It’s time I revisited my thoughts on ROWE. In the past six months, two high profile companies ended their versions of ROWE (Results Only Work Environment). Both Yahoo and Best Buy (the originator of ROWE) took away what most saw as a privilege, both the ability to work remotely and the absence of work hours.
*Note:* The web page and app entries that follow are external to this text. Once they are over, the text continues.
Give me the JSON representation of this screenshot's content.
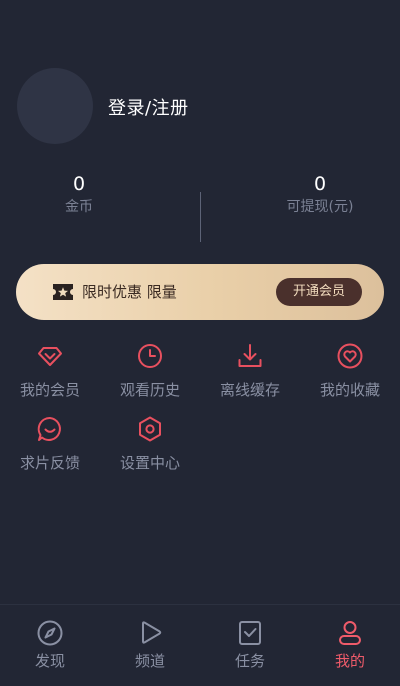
{
  "profile": {
    "login_label": "登录/注册"
  },
  "stats": {
    "coins": {
      "value": "0",
      "label": "金币"
    },
    "cash": {
      "value": "0",
      "label": "可提现(元)"
    }
  },
  "vip_banner": {
    "text": "限时优惠 限量",
    "button_label": "开通会员",
    "icon": "ticket-star-icon"
  },
  "menu": {
    "items": [
      {
        "label": "我的会员",
        "icon": "diamond-icon"
      },
      {
        "label": "观看历史",
        "icon": "clock-icon"
      },
      {
        "label": "离线缓存",
        "icon": "download-icon"
      },
      {
        "label": "我的收藏",
        "icon": "heart-icon"
      },
      {
        "label": "求片反馈",
        "icon": "chat-bubble-icon"
      },
      {
        "label": "设置中心",
        "icon": "settings-hexagon-icon"
      }
    ]
  },
  "tabbar": {
    "active": "我的",
    "tabs": [
      {
        "label": "发现",
        "icon": "compass-icon"
      },
      {
        "label": "频道",
        "icon": "play-icon"
      },
      {
        "label": "任务",
        "icon": "task-bookmark-icon"
      },
      {
        "label": "我的",
        "icon": "user-icon"
      }
    ]
  },
  "colors": {
    "background": "#222634",
    "accent": "#ef5b6a",
    "muted_text": "#8a90a3",
    "vip_gold": "#e9cfa8",
    "vip_button": "#4a302c"
  }
}
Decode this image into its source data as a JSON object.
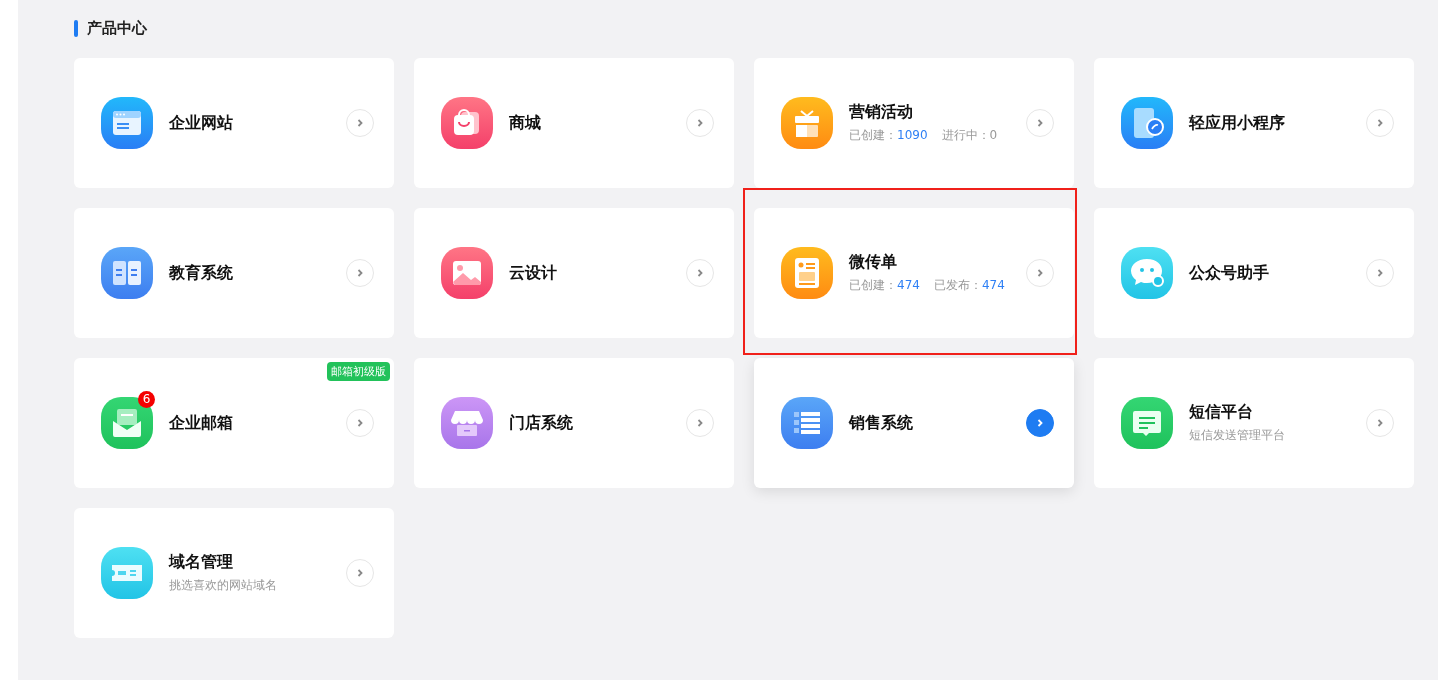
{
  "section": {
    "title": "产品中心"
  },
  "cards": [
    {
      "kind": "browser",
      "title": "企业网站",
      "hovered": false,
      "highlighted": false
    },
    {
      "kind": "bag",
      "title": "商城",
      "hovered": false,
      "highlighted": false
    },
    {
      "kind": "gift",
      "title": "营销活动",
      "stats": [
        {
          "label": "已创建：",
          "value": "1090",
          "kind": "link"
        },
        {
          "label": "进行中：",
          "value": "0",
          "kind": "plain"
        }
      ],
      "hovered": false,
      "highlighted": false
    },
    {
      "kind": "phone",
      "title": "轻应用小程序",
      "hovered": false,
      "highlighted": false
    },
    {
      "kind": "book",
      "title": "教育系统",
      "hovered": false,
      "highlighted": false
    },
    {
      "kind": "image",
      "title": "云设计",
      "hovered": false,
      "highlighted": false
    },
    {
      "kind": "flyer",
      "title": "微传单",
      "stats": [
        {
          "label": "已创建：",
          "value": "474",
          "kind": "link"
        },
        {
          "label": "已发布：",
          "value": "474",
          "kind": "link"
        }
      ],
      "hovered": false,
      "highlighted": true
    },
    {
      "kind": "chat",
      "title": "公众号助手",
      "hovered": false,
      "highlighted": false
    },
    {
      "kind": "mail",
      "title": "企业邮箱",
      "badge": "6",
      "tag": "邮箱初级版",
      "hovered": false,
      "highlighted": false
    },
    {
      "kind": "store",
      "title": "门店系统",
      "hovered": false,
      "highlighted": false
    },
    {
      "kind": "list",
      "title": "销售系统",
      "hovered": true,
      "highlighted": false
    },
    {
      "kind": "message",
      "title": "短信平台",
      "subtitle": "短信发送管理平台",
      "hovered": false,
      "highlighted": false
    },
    {
      "kind": "ticket",
      "title": "域名管理",
      "subtitle": "挑选喜欢的网站域名",
      "hovered": false,
      "highlighted": false
    }
  ]
}
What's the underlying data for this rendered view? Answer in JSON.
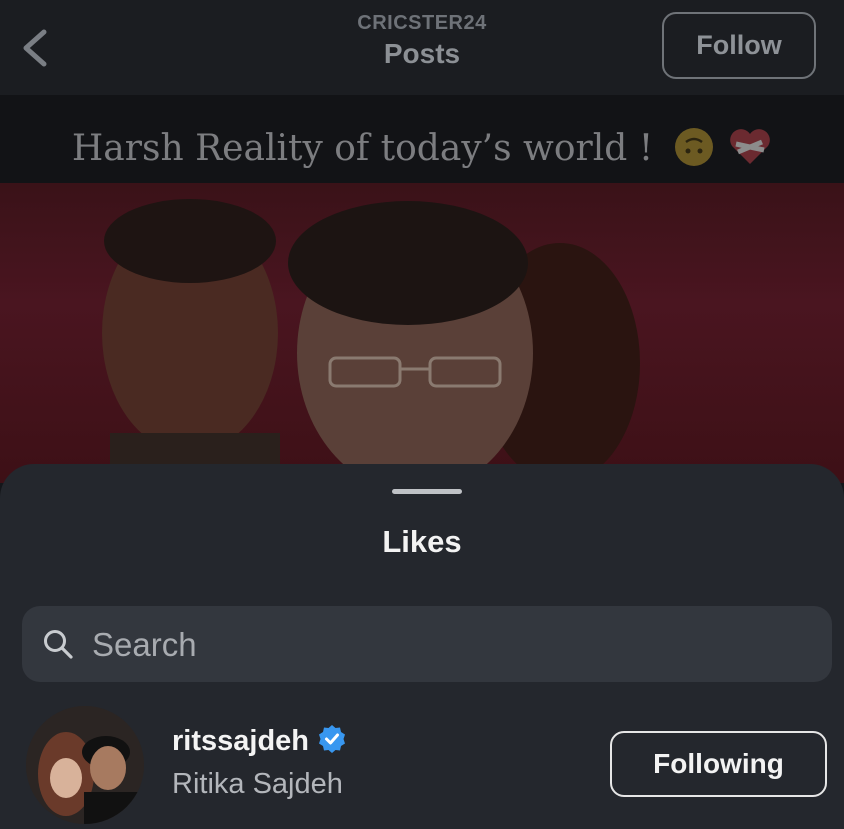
{
  "header": {
    "username": "CRICSTER24",
    "title": "Posts",
    "follow_label": "Follow"
  },
  "post": {
    "caption": "Harsh Reality of today’s world !",
    "caption_emojis": [
      "upside-down-face-icon",
      "mending-heart-icon"
    ]
  },
  "sheet": {
    "title": "Likes",
    "search": {
      "placeholder": "Search",
      "value": ""
    },
    "likes": [
      {
        "username": "ritssajdeh",
        "full_name": "Ritika Sajdeh",
        "verified": true,
        "button_label": "Following"
      }
    ]
  },
  "colors": {
    "sheet_bg": "#24272d",
    "verified_badge": "#3897f0",
    "photo_bg": "#4a1520"
  }
}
In a ROWE, performance was measured by one metric only: results.
If you missed my series last year on ROWE, you can read all three posts here:
In those posts, I share my experience with working in a ROWE and managing in a ROWE. I share the pluses and minuses along with some warnings for prospective ROWE companies.
What happened with Best Buy
In his announcement that Best Buy was ending ROWE at the Richfield, MN-based company, CEO Hubert Joly said that ROWE was “fundamentally flawed from a leadership standpoint.”
“This program was based on the premise that the right leadership style is always delegation,” wrote Joly in a column at the Star-Tribune. “It operated on the assumption that if an employee’s objectives were agreed to, the manager should always delegate to the employee how those objectives were met.”
Ultimately, their decision was based on what is best for their company. Company spokesman Matt Furman said just that:
“Bottom line, it’s ‘all hands on deck’ at Best Buy and that means having employees in the office as much as possible to collaborate and connect on ways to improve our business,”
My opinion on ROWE
Business owners often ask me if ROWE is right for their company. And my answer always has been and still is:
There is no perfect HR system or leadership system. ROWE is far from perfect. It has its merits and its inherent problems. Just like people.
Here is what I wrote last year. My position and advice remains the same:
I am neutral on ROWE in the same way I am neutral on Mac vs. PC. I have seen it done very well and very poorly. It is right for many companies and absolutely wrong for others. If you are considering it or your curiosity has been piqued by this series, here are some further resources I suggest.
- The book Why Work Sucks and How to Fix It by Cali Ressler and Jody Thompson, two former Best Buy employees who implemented ROWE there.
- The Go ROWE web site.
- Google “Results Only Work Environment” and read 3-4 positive and negative articles. Decide for yourself.
One note I would add on the book…read it even if you have no interest in ROWE whatsoever. There are tons of practical and effective tips for every organization big and small.
Second, their follow-up book is even more outstanding. Why Managing Sucks and How to Fix It. Dan Pink said it is one of the biggest ideas in talent in the last decade.” If you buy only one leadership book this year, make it that one.
Have you been a part of a ROWE? If so, what were the results? If not, is it something you would consider?